Fred Itua, Abuja
The N25 billion promissory note issued to the Anambra State Government by the Debt Management Office (DMO) in 2018 and 2019 respectively, is generating fresh controversy between the State governor, Willie Obiano and Senator Ifeanyi Ubah.
The DMO had in December 2018 and April 2019, issued separate promissory notes to the Anambra State Government to the tune of N10.097 billion and N15.146 billion, respectively.
The notes which were issued to settle the purported outstanding claims for rehabilitated roads, however, had maturity dates of December 28, 2020 and April 1, 2022.
On the part of the State government, it has justified why it went for the promissory notes and has declared the processes as transparent and legal. Ubah, on the other hand, faulted the collection of the money before the maturity dates.
He alleged at a press conference on Sunday in Abuja that ahead of the maturity dates of the promissory notes, Obiano had discounted the two promissory notes and collected only N16 billion instead of the N25 billion, a situation he claimed made the State lose the sum of N9 billion.
‘The question is why did Obiano discount Anambra money. What did he do with the cash realised?’ Ubah asked
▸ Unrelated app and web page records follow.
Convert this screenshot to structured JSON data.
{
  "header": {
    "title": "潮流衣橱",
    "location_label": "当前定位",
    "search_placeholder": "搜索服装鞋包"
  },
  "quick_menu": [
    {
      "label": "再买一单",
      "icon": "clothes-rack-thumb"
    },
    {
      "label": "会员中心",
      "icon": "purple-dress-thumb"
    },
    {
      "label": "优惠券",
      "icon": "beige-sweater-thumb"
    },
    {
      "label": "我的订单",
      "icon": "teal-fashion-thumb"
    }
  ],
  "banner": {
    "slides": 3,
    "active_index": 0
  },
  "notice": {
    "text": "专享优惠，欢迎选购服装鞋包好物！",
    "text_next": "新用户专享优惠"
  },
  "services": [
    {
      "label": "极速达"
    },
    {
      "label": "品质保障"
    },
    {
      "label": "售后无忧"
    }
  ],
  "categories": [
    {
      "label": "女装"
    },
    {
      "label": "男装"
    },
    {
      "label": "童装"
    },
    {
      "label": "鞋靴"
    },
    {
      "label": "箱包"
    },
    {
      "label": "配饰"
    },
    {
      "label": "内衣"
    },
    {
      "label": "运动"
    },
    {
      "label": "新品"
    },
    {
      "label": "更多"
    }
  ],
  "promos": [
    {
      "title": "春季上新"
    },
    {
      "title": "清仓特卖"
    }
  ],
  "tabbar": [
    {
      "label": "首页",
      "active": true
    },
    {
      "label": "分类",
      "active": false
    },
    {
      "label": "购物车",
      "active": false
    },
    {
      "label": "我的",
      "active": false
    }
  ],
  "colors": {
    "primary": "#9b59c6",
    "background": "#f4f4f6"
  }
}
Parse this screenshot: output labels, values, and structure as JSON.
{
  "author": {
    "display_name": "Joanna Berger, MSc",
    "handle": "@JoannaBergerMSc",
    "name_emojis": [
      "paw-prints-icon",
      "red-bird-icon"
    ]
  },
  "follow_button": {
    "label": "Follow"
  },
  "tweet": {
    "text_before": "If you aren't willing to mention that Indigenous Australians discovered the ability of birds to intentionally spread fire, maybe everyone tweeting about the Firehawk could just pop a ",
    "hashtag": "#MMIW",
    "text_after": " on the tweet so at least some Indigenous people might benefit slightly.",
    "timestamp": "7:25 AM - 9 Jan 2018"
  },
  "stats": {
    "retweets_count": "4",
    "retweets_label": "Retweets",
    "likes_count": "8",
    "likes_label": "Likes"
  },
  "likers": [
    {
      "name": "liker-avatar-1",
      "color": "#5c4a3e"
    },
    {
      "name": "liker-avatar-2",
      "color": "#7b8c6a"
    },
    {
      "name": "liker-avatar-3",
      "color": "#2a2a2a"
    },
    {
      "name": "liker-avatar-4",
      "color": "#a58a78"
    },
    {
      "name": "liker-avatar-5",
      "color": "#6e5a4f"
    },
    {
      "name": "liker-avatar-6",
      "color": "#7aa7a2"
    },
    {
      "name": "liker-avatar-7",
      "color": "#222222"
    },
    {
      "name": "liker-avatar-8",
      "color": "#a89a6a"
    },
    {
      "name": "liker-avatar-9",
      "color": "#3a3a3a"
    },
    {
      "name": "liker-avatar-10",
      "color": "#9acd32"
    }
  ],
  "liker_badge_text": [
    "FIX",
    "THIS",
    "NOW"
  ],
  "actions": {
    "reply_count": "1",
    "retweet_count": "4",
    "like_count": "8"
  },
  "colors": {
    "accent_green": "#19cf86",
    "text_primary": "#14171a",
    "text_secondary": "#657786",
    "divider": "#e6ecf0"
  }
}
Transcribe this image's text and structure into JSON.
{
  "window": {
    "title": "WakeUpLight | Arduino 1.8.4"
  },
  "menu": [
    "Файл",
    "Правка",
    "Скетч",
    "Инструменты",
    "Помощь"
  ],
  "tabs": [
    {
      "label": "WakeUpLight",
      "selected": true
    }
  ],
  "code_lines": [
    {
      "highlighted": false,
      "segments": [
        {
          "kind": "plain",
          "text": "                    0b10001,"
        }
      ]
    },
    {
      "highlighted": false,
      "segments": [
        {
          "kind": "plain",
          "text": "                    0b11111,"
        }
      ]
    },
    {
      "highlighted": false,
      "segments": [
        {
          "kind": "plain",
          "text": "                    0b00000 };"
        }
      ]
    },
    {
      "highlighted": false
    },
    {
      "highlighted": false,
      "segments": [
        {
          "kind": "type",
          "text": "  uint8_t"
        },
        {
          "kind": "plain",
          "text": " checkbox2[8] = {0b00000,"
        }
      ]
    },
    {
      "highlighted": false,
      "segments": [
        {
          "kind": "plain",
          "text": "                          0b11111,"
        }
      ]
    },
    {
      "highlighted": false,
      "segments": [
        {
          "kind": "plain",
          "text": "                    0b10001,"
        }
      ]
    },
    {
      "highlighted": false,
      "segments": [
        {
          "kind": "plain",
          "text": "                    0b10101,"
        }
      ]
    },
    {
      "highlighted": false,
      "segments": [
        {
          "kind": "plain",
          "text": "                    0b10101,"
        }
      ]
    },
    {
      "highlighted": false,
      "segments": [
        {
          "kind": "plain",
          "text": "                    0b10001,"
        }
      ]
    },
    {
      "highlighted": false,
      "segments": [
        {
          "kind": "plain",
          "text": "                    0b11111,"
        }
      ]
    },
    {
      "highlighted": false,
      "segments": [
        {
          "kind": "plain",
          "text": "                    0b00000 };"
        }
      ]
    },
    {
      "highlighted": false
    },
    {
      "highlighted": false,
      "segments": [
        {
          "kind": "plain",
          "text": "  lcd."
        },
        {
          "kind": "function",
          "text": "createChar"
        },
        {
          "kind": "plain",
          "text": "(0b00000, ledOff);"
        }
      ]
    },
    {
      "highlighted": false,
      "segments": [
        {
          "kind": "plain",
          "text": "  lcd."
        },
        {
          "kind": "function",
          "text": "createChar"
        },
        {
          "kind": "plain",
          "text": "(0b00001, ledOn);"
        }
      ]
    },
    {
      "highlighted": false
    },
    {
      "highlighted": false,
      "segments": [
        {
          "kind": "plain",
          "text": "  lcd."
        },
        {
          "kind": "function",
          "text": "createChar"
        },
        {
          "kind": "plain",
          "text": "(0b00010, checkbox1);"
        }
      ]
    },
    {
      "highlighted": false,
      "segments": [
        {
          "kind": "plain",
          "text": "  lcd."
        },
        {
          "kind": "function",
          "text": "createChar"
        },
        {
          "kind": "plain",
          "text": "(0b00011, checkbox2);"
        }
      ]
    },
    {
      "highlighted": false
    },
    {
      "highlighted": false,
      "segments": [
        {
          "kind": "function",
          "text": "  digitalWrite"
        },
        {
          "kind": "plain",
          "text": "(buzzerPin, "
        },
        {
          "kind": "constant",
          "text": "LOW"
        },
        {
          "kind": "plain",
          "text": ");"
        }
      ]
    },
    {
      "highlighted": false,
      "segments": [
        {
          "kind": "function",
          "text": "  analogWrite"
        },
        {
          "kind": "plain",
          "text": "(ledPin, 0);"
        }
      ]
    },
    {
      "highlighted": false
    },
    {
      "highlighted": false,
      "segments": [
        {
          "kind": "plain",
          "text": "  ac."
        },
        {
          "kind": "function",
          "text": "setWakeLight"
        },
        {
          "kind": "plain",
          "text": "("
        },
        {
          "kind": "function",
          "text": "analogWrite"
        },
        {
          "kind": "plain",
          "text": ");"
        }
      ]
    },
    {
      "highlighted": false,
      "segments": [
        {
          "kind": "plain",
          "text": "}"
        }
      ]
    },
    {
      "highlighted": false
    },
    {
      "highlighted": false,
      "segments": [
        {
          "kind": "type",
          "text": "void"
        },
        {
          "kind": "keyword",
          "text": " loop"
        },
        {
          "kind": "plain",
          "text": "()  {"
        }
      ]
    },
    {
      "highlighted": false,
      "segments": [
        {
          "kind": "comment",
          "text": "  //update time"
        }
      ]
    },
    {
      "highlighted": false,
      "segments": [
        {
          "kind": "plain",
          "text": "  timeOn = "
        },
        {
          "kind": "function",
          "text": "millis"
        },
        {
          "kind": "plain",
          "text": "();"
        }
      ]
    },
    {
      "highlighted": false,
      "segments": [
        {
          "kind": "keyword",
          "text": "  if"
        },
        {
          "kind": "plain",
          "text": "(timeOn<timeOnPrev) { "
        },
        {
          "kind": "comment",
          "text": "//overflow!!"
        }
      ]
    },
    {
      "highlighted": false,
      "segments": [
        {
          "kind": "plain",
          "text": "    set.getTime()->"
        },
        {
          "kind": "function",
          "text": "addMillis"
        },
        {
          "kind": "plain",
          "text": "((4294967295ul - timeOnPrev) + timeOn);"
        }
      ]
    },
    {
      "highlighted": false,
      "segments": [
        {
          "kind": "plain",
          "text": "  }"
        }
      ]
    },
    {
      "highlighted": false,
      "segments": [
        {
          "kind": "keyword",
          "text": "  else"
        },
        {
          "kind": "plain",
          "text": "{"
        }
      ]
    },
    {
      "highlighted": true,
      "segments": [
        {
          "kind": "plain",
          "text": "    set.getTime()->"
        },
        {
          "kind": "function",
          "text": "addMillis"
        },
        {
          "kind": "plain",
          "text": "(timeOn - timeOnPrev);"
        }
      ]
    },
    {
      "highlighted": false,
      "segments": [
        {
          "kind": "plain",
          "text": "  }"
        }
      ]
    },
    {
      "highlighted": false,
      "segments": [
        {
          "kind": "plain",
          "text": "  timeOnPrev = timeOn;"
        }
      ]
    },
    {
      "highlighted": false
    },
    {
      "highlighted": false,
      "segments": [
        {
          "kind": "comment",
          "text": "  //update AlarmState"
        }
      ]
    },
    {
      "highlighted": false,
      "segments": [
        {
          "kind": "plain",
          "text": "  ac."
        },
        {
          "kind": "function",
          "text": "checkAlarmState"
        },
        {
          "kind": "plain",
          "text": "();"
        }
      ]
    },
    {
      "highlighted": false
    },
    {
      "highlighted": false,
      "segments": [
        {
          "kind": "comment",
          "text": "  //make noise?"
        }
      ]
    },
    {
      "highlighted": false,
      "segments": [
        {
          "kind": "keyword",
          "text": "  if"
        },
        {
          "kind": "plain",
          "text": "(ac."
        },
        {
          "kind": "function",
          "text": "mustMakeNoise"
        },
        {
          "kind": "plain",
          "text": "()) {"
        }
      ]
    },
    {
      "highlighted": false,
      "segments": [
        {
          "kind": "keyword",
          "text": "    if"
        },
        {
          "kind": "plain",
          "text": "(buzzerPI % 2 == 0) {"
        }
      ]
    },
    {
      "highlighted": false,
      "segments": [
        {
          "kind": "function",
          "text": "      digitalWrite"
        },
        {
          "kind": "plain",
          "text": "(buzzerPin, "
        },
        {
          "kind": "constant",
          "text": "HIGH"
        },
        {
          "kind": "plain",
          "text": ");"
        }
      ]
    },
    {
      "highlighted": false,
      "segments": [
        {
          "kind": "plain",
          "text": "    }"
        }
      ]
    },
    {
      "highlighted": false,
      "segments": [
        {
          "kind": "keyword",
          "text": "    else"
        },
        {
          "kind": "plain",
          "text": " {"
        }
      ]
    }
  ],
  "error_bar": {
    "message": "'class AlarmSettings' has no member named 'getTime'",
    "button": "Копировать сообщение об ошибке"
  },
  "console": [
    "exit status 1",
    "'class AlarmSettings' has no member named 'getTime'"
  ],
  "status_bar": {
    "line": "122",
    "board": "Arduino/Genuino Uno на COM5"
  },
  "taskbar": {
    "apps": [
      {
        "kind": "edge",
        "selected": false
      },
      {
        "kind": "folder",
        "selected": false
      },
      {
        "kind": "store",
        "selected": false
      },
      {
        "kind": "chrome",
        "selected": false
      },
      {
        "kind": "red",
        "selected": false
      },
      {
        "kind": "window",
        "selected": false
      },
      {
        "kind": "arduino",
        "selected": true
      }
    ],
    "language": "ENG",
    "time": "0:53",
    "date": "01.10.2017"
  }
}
He gave the Anambra State Government a 72 hours ultimatum to address the people of the State on what was done with the money or risk being dragged to court.
The State Commissioner for Information and Public Enlightenment, Mr C Don Adinuba, in a statement in Awka, explained that the promissory notes were never secret.
He said the reimbursement was even recommended by the senate after a public hearing on the debts owed the state for the road rehabilitation and reconstruction.
According to Adinuba: ‘Given the fact that the Federal Ministry of Finance did not have the cash to settle the debts, it opted for promissory notes. The amounts and proceeds of the promissory notes are captured clearly in the report of the Accountant General with financial statements for the year ended 31st December 2019.
‘The Anambra State Government further declared that the purposes to which the funds are deployed are stated clearly in the annual report pointing out that the money is neither a loan nor a bond.’